* Work order *
Pick each line that has "avatar" out of the records.

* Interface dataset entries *
•••••

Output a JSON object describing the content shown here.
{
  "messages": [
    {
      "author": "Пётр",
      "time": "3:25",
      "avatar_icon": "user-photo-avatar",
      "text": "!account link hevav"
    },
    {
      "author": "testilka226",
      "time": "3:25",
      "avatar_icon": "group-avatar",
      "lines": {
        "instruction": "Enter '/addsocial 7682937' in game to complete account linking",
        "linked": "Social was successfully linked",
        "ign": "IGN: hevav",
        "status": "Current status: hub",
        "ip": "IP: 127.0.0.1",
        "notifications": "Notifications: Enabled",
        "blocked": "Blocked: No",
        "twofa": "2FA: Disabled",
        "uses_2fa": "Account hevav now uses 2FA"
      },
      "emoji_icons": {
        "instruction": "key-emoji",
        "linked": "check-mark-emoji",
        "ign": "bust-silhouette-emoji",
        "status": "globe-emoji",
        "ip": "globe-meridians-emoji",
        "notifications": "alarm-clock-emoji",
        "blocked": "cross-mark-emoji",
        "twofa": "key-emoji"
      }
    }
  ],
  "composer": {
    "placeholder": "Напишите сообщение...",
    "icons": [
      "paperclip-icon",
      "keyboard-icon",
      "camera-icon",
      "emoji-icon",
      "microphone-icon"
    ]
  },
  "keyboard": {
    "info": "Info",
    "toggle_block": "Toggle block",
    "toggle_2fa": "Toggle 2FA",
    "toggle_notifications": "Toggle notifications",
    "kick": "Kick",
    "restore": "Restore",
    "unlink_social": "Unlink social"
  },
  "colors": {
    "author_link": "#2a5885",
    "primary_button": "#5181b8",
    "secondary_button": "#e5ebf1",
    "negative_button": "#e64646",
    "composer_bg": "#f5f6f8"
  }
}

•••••

* Answer to this task *
      "avatar_icon": "user-photo-avatar",
      "avatar_icon": "group-avatar",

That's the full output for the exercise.